I’m sure you’ve all seen the iOS Mail app, which displays the number of unread messages in a small red badge in the top right of the app icon. You can do this too with your Xojo app and the magic of the Declare command.
So how can this be used with Xojo? Using just five Declare commands, which I’ll cover step-by-step.
At first glance, it seems like it is as simple as using the property to set the badge number. Well, it used to be that simple in iOS 7 and earlier. But starting with iOS 8, you are now required to first get the user’s permission by calling the registerUserNotificationSettings method on UIApplication. Looking at that page, you’ll see that to register for a notification, you have to supply an instance of UIUserNotificationSettings that is configured for badge icon permission. So I’m going to start there.
But before jumping right in, there is a helper function I need in order to get references to iOS classes: NSClassFromString. So this is the first Declare and it looks like this:
Declare Function NSClassFromString Lib "Foundation" (name As CFStringRef) As Ptr
Now I can get a reference to UIUserNotificationSettings by calling this method:
Dim notificationSettings As Ptr = NSClassFromString("UIUserNotificationSettings")
This class has a shared method (settingsForTypes:categories:) that can be called to get an instance configured for use with registerUserNotificationSettings. Its Declare (our second) looks like this:
Declare Function settings Lib "UIKit" Selector "settingsForTypes:categories:" _ (obj As Ptr, allowedTypes As Integer, actionSettings As Ptr) As Ptr
Looking at that method declaration, note the trailing colon in the name. This is necessary because the method takes parameters. Do not forget to include it or the method will not be found and your app will crash when you run it.
The first parameter (obj As Ptr) is for you to pass in the reference to the UIUserNotificationSettings class. The second parameter (allowedTypes As Integer) is the type of notification you want to use, and the third parameter (actionSettings As Ptr) is for groups of notifications, but I won’t be using that.
You can now call the method by supplying the reference to the class we have stored in notificationSettings. For the allowedTypes, the value “1” indicates a badge icon notification:
Dim settingsObject As Ptr = settings(notificationSettings, 1, Nil)
This gives me an instance of UIUserNotificationSettings that I can then pass to the registerUserNotificationSettings method. In order to call that method I now need a reference to the UIApplication instance for the running app. To get that the third Declare is needed:
Declare Function sharedApplication Lib "UIKit" Selector "sharedApplication" (obj As Ptr) As Ptr
The Declare to call that method looks like this:
Dim sharedApp As Ptr = sharedApplication(NSClassFromString("UIApplication"))
This is the fourth declare to the registerUserNotificationSettings method:
Declare Sub registerUserNotificationSettings Lib "UIKit" Selector "registerUserNotificationSettings:" _ (obj As Ptr, settings As Ptr)
You call this method by passing in the reference to the shared app and the settings:
Lastly, we arrive at the fifth and final declare which calls the applicationIconBadgeNumber property that was the first thing I identified.

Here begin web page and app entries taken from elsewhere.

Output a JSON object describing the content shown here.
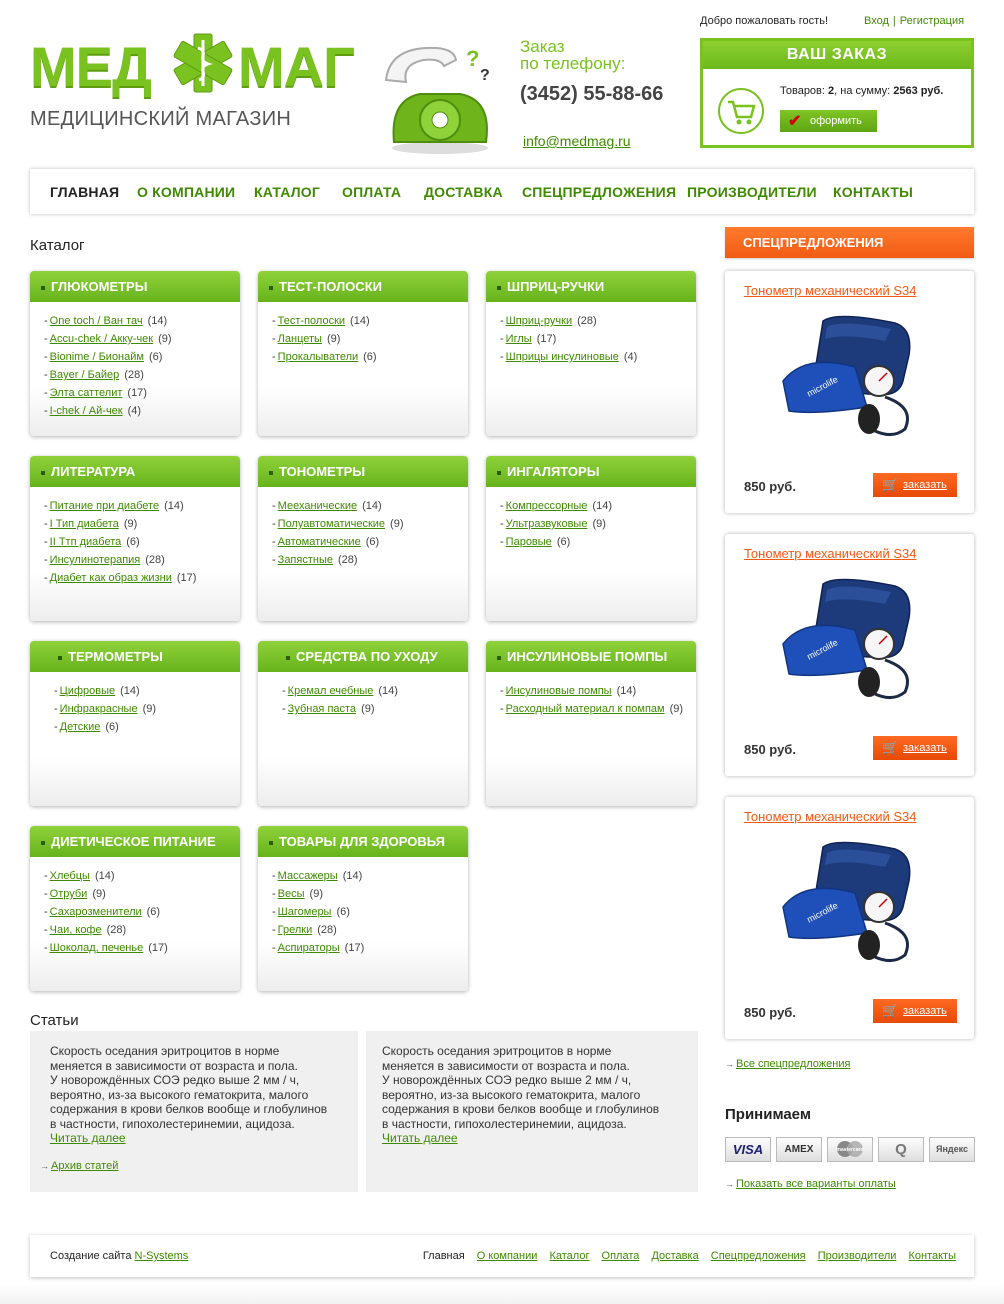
{
  "header": {
    "logo_part1": "МЕД",
    "logo_part2": "МАГ",
    "tagline": "МЕДИЦИНСКИЙ МАГАЗИН",
    "order_line1": "Заказ",
    "order_line2": "по телефону:",
    "phone": "(3452) 55-88-66",
    "email": "info@medmag.ru",
    "welcome": "Добро пожаловать гость!",
    "login": "Вход",
    "register": "Регистрация",
    "separator": "|"
  },
  "cart": {
    "title": "ВАШ ЗАКАЗ",
    "items_label": "Товаров:",
    "items_count": "2",
    "sum_label": ", на сумму:",
    "sum": "2563 руб.",
    "checkout_label": "оформить"
  },
  "nav": {
    "items": [
      "Главная",
      "О компании",
      "Каталог",
      "Оплата",
      "Доставка",
      "Спецпредложения",
      "Производители",
      "Контакты"
    ]
  },
  "catalog": {
    "title": "Каталог",
    "categories": [
      {
        "title": "ГЛЮКОМЕТРЫ",
        "items": [
          {
            "label": "One toch / Ван тач",
            "count": "(14)"
          },
          {
            "label": "Accu-chek / Акку-чек",
            "count": "(9)"
          },
          {
            "label": "Bionime / Бионайм",
            "count": "(6)"
          },
          {
            "label": "Bayer / Байер",
            "count": "(28)"
          },
          {
            "label": "Элта саттелит",
            "count": "(17)"
          },
          {
            "label": "I-chek / Ай-чек",
            "count": "(4)"
          }
        ]
      },
      {
        "title": "ТЕСТ-ПОЛОСКИ",
        "items": [
          {
            "label": "Тест-полоски",
            "count": "(14)"
          },
          {
            "label": "Ланцеты",
            "count": "(9)"
          },
          {
            "label": "Прокалыватели",
            "count": "(6)"
          }
        ]
      },
      {
        "title": "ШПРИЦ-РУЧКИ",
        "items": [
          {
            "label": "Шприц-ручки",
            "count": "(28)"
          },
          {
            "label": "Иглы",
            "count": "(17)"
          },
          {
            "label": "Шприцы инсулиновые",
            "count": "(4)"
          }
        ]
      },
      {
        "title": "ЛИТЕРАТУРА",
        "items": [
          {
            "label": "Питание при диабете",
            "count": "(14)"
          },
          {
            "label": "I Тип диабета",
            "count": "(9)"
          },
          {
            "label": "II Ттп диабета",
            "count": "(6)"
          },
          {
            "label": "Инсулинотерапия",
            "count": "(28)"
          },
          {
            "label": "Диабет как образ жизни",
            "count": "(17)"
          }
        ]
      },
      {
        "title": "ТОНОМЕТРЫ",
        "items": [
          {
            "label": "Мееханические",
            "count": "(14)"
          },
          {
            "label": "Полуавтоматические",
            "count": "(9)"
          },
          {
            "label": "Автоматические",
            "count": "(6)"
          },
          {
            "label": "Запястные",
            "count": "(28)"
          }
        ]
      },
      {
        "title": "ИНГАЛЯТОРЫ",
        "items": [
          {
            "label": "Компрессорные",
            "count": "(14)"
          },
          {
            "label": "Ультразвуковые",
            "count": "(9)"
          },
          {
            "label": "Паровые",
            "count": "(6)"
          }
        ]
      },
      {
        "title": "ТЕРМОМЕТРЫ",
        "items": [
          {
            "label": "Цифровые",
            "count": "(14)"
          },
          {
            "label": "Инфракрасные",
            "count": "(9)"
          },
          {
            "label": "Детские",
            "count": "(6)"
          }
        ]
      },
      {
        "title": "СРЕДСТВА ПО УХОДУ",
        "items": [
          {
            "label": "Кремал ечебные",
            "count": "(14)"
          },
          {
            "label": "Зубная паста",
            "count": "(9)"
          }
        ]
      },
      {
        "title": "ИНСУЛИНОВЫЕ ПОМПЫ",
        "items": [
          {
            "label": "Инсулиновые помпы",
            "count": "(14)"
          },
          {
            "label": "Расходный материал к помпам",
            "count": "(9)"
          }
        ]
      },
      {
        "title": "ДИЕТИЧЕСКОЕ ПИТАНИЕ",
        "items": [
          {
            "label": "Хлебцы",
            "count": "(14)"
          },
          {
            "label": "Отруби",
            "count": "(9)"
          },
          {
            "label": "Сахарозменители",
            "count": "(6)"
          },
          {
            "label": "Чаи, кофе",
            "count": "(28)"
          },
          {
            "label": "Шоколад, печенье",
            "count": "(17)"
          }
        ]
      },
      {
        "title": "ТОВАРЫ ДЛЯ ЗДОРОВЬЯ",
        "items": [
          {
            "label": "Массажеры",
            "count": "(14)"
          },
          {
            "label": "Весы",
            "count": "(9)"
          },
          {
            "label": "Шагомеры",
            "count": "(6)"
          },
          {
            "label": "Грелки",
            "count": "(28)"
          },
          {
            "label": "Аспираторы",
            "count": "(17)"
          }
        ]
      }
    ]
  },
  "articles": {
    "title": "Статьи",
    "items": [
      {
        "lines": [
          "Скорость оседания эритроцитов в норме",
          "меняется в зависимости от возраста и пола.",
          "У новорождённых СОЭ редко выше 2 мм / ч,",
          "вероятно, из-за высокого гематокрита, малого",
          "содержания в крови белков вообще и глобулинов",
          "в частности, гипохолестеринемии, ацидоза."
        ],
        "more": "Читать далее"
      },
      {
        "lines": [
          "Скорость оседания эритроцитов в норме",
          "меняется в зависимости от возраста и пола.",
          "У новорождённых СОЭ редко выше 2 мм / ч,",
          "вероятно, из-за высокого гематокрита, малого",
          "содержания в крови белков вообще и глобулинов",
          "в частности, гипохолестеринемии, ацидоза."
        ],
        "more": "Читать далее"
      }
    ],
    "archive": "Архив статей"
  },
  "offers": {
    "title": "СПЕЦПРЕДЛОЖЕНИЯ",
    "items": [
      {
        "title": "Тонометр механический S34",
        "price": "850 руб.",
        "button": "заказать"
      },
      {
        "title": "Тонометр механический S34",
        "price": "850 руб.",
        "button": "заказать"
      },
      {
        "title": "Тонометр механический S34",
        "price": "850 руб.",
        "button": "заказать"
      }
    ],
    "all": "Все спецпредложения"
  },
  "payment": {
    "title": "Принимаем",
    "methods": [
      "VISA",
      "AMEX",
      "mastercard",
      "Q",
      "Яндекс"
    ],
    "all": "Показать все варианты оплаты"
  },
  "footer": {
    "credit": "Создание сайта",
    "credit_link": "N-Systems",
    "links": [
      "Главная",
      "О компании",
      "Каталог",
      "Оплата",
      "Доставка",
      "Спецпредложения",
      "Производители",
      "Контакты"
    ]
  },
  "colors": {
    "brand_green": "#7ac21f",
    "link_green": "#3f8a00",
    "accent_orange": "#f15a12"
  }
}
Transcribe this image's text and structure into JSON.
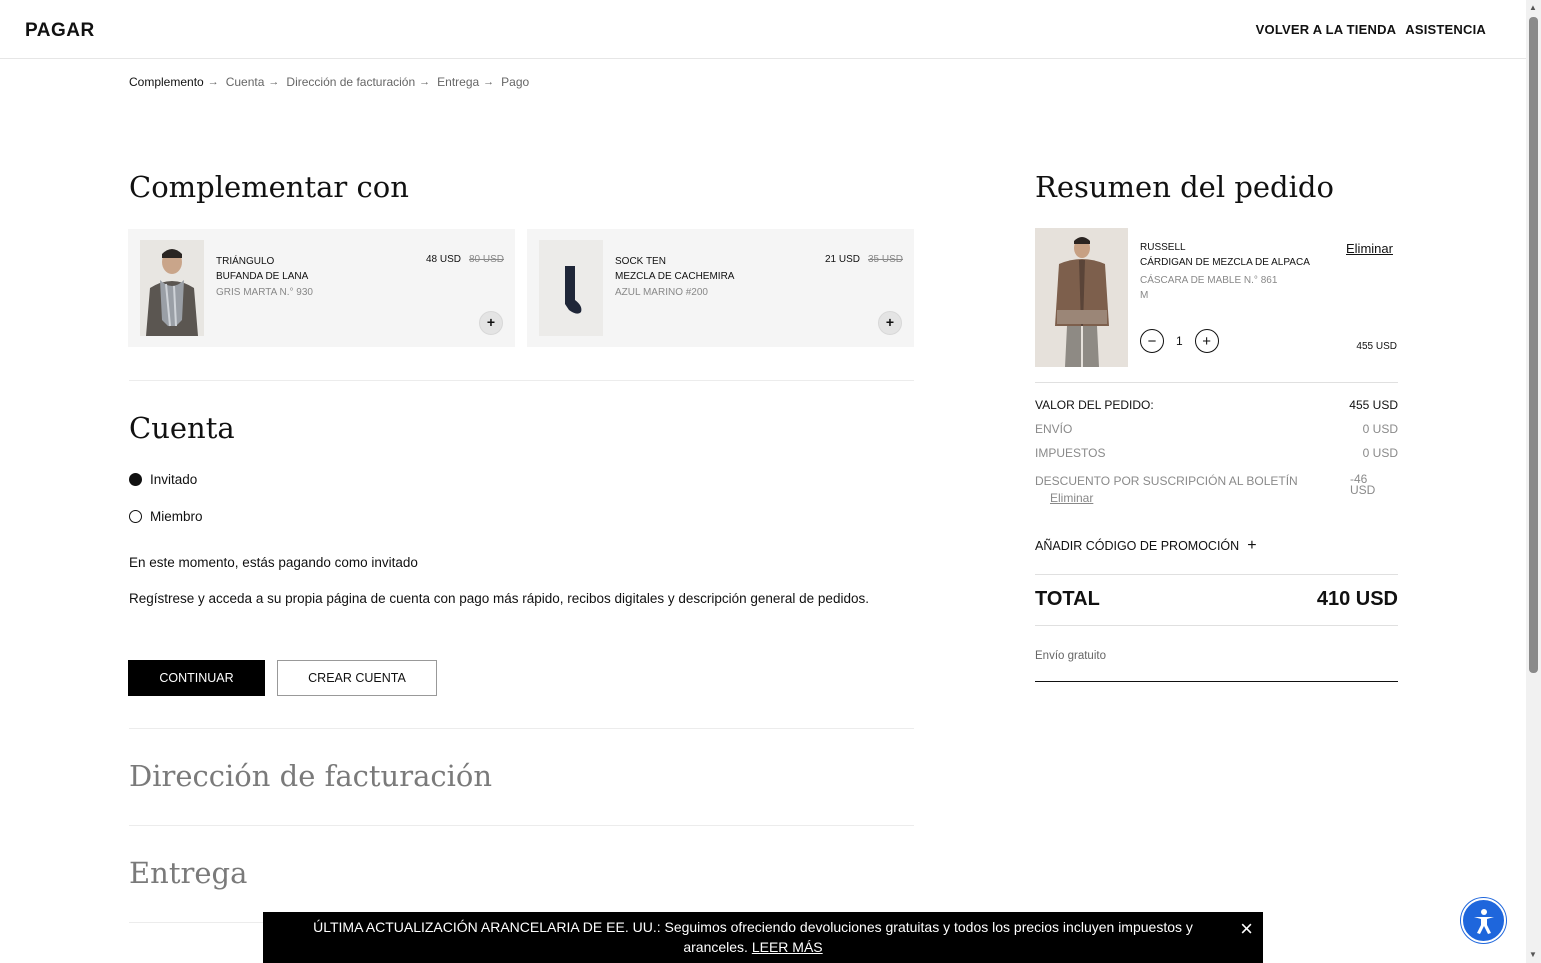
{
  "header": {
    "logo": "PAGAR",
    "nav": [
      "VOLVER A LA TIENDA",
      "ASISTENCIA"
    ]
  },
  "breadcrumb": [
    "Complemento",
    "Cuenta",
    "Dirección de facturación",
    "Entrega",
    "Pago"
  ],
  "complement": {
    "title": "Complementar con",
    "products": [
      {
        "name_line1": "TRIÁNGULO",
        "name_line2": "BUFANDA DE LANA",
        "color": "GRIS MARTA N.° 930",
        "price": "48 USD",
        "old_price": "80 USD"
      },
      {
        "name_line1": "SOCK TEN",
        "name_line2": "MEZCLA DE CACHEMIRA",
        "color": "AZUL MARINO #200",
        "price": "21 USD",
        "old_price": "35 USD"
      }
    ]
  },
  "account": {
    "title": "Cuenta",
    "options": [
      "Invitado",
      "Miembro"
    ],
    "selected": "Invitado",
    "status_text": "En este momento, estás pagando como invitado",
    "register_text": "Regístrese y acceda a su propia página de cuenta con pago más rápido, recibos digitales y descripción general de pedidos.",
    "continue_label": "CONTINUAR",
    "create_label": "CREAR CUENTA"
  },
  "sections": {
    "billing": "Dirección de facturación",
    "delivery": "Entrega"
  },
  "summary": {
    "title": "Resumen del pedido",
    "item": {
      "brand": "RUSSELL",
      "name": "CÁRDIGAN DE MEZCLA DE ALPACA",
      "color": "CÁSCARA DE MABLE N.° 861",
      "size": "M",
      "quantity": "1",
      "price": "455 USD",
      "remove_label": "Eliminar"
    },
    "order_value_label": "VALOR DEL PEDIDO:",
    "order_value": "455 USD",
    "shipping_label": "ENVÍO",
    "shipping": "0 USD",
    "tax_label": "IMPUESTOS",
    "tax": "0 USD",
    "discount_label": "DESCUENTO POR SUSCRIPCIÓN AL BOLETÍN",
    "discount_line1": "-46",
    "discount_line2": "USD",
    "discount_remove": "Eliminar",
    "promo_label": "AÑADIR CÓDIGO DE PROMOCIÓN",
    "total_label": "TOTAL",
    "total": "410 USD",
    "free_shipping": "Envío gratuito"
  },
  "banner": {
    "text": "ÚLTIMA ACTUALIZACIÓN ARANCELARIA DE EE. UU.: Seguimos ofreciendo devoluciones gratuitas y todos los precios incluyen impuestos y aranceles.",
    "link": "LEER MÁS"
  }
}
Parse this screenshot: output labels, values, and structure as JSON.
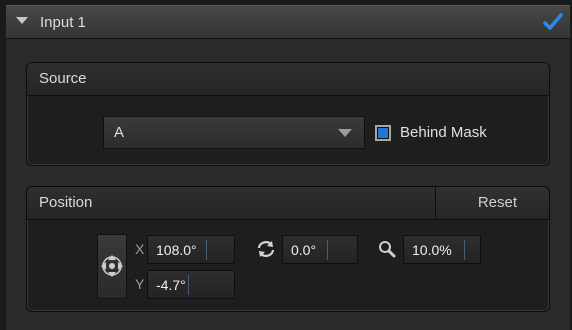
{
  "header": {
    "title": "Input 1",
    "enabled": true
  },
  "source": {
    "label": "Source",
    "dropdown_value": "A",
    "behind_mask_label": "Behind Mask",
    "behind_mask_checked": true
  },
  "position": {
    "label": "Position",
    "reset_label": "Reset",
    "x_label": "X",
    "y_label": "Y",
    "x_value": "108.0°",
    "y_value": "-4.7°",
    "rotation_value": "0.0°",
    "zoom_value": "10.0%"
  },
  "colors": {
    "accent": "#1f78d6",
    "check": "#2d8ae6"
  }
}
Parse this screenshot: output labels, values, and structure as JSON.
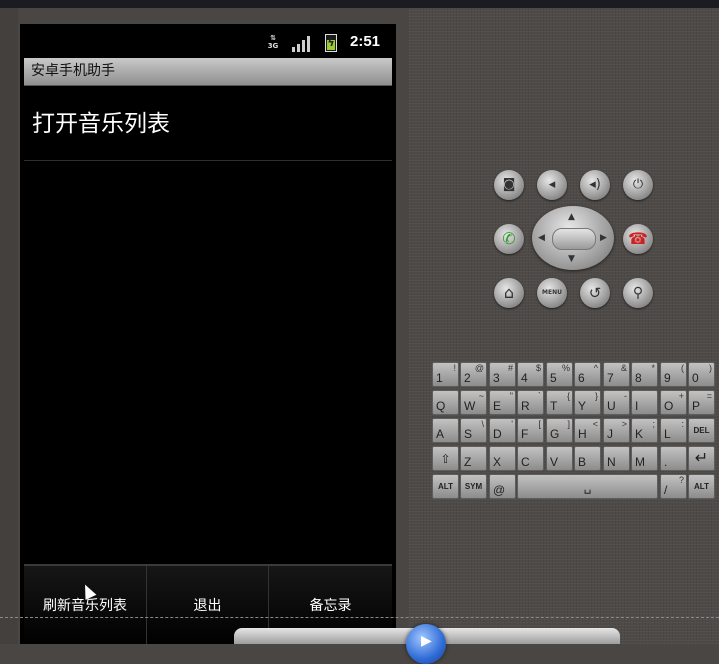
{
  "status_bar": {
    "network": "3G",
    "time": "2:51",
    "icons": [
      "3g-icon",
      "signal-icon",
      "battery-charging-icon"
    ]
  },
  "app": {
    "title": "安卓手机助手",
    "list_items": [
      {
        "label": "打开音乐列表"
      }
    ],
    "menu": [
      {
        "label": "刷新音乐列表"
      },
      {
        "label": "退出"
      },
      {
        "label": "备忘录"
      }
    ]
  },
  "emulator": {
    "hardware_buttons": [
      "camera-icon",
      "volume-down-icon",
      "volume-up-icon",
      "power-icon",
      "call-icon",
      "end-call-icon",
      "home-icon",
      "menu-icon",
      "back-icon",
      "search-icon"
    ],
    "menu_label": "MENU",
    "keyboard": {
      "row1": [
        [
          "1",
          "!"
        ],
        [
          "2",
          "@"
        ],
        [
          "3",
          "#"
        ],
        [
          "4",
          "$"
        ],
        [
          "5",
          "%"
        ],
        [
          "6",
          "^"
        ],
        [
          "7",
          "&"
        ],
        [
          "8",
          "*"
        ],
        [
          "9",
          "("
        ],
        [
          "0",
          ")"
        ]
      ],
      "row2": [
        [
          "Q",
          ""
        ],
        [
          "W",
          "~"
        ],
        [
          "E",
          "\""
        ],
        [
          "R",
          "`"
        ],
        [
          "T",
          "{"
        ],
        [
          "Y",
          "}"
        ],
        [
          "U",
          "-"
        ],
        [
          "I",
          ""
        ],
        [
          "O",
          "+"
        ],
        [
          "P",
          "="
        ]
      ],
      "row3": [
        [
          "A",
          ""
        ],
        [
          "S",
          "\\"
        ],
        [
          "D",
          "'"
        ],
        [
          "F",
          "["
        ],
        [
          "G",
          "]"
        ],
        [
          "H",
          "<"
        ],
        [
          "J",
          ">"
        ],
        [
          "K",
          ";"
        ],
        [
          "L",
          ":"
        ],
        [
          "DEL",
          ""
        ]
      ],
      "row4": [
        [
          "⇧",
          ""
        ],
        [
          "Z",
          ""
        ],
        [
          "X",
          ""
        ],
        [
          "C",
          ""
        ],
        [
          "V",
          ""
        ],
        [
          "B",
          ""
        ],
        [
          "N",
          ""
        ],
        [
          "M",
          ""
        ],
        [
          ".",
          ""
        ],
        [
          "↵",
          ""
        ]
      ],
      "row5": [
        [
          "ALT",
          ""
        ],
        [
          "SYM",
          ""
        ],
        [
          "@",
          ""
        ],
        [
          "␣",
          ""
        ],
        [
          "/",
          "?"
        ],
        [
          ",",
          ""
        ],
        [
          "ALT",
          ""
        ]
      ]
    }
  }
}
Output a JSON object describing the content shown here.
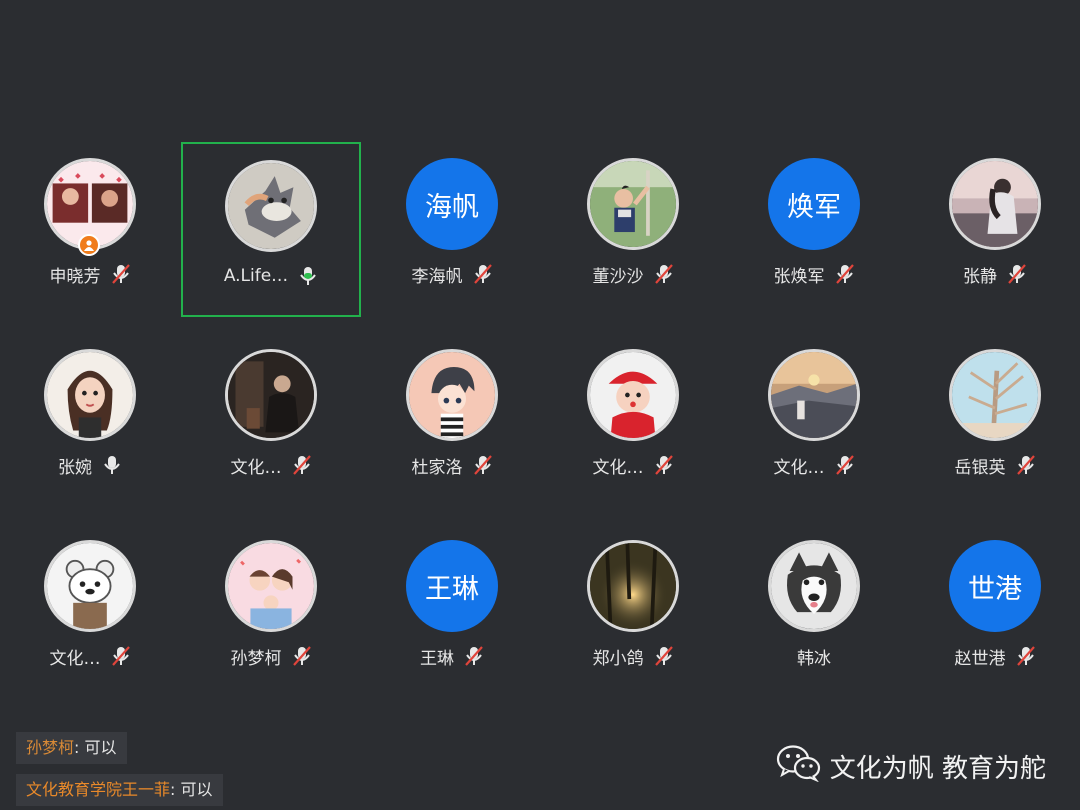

Its Declare looks like this:
Declare Sub applicationIconBadgeNumber Lib "UIKit" Selector "setApplicationIconBadgeNumber:" _ (id As Ptr, value As Integer)
One thing to note is that because this is a property, the name has to be adjusted a bit. Rather than using “applicationIconBadgeNumber”, you have to use the name of the “setter”, which prefixes “set” and tweaks the casing. So the name instead is “setApplicationIconBadgeNumber:”. Remember the trailing colon since a parameter is passed!
And don’t forget that these Selector names are all case-sensitive!
And finally, you call the method like this to set the number 42 on the badge:
You’ll have to press home to get back to Springboard so you can see the app icon with the badge, of course!
You can download the project that adds this as an extension method to iOSApplication so you can call it like this:
And you are all set now!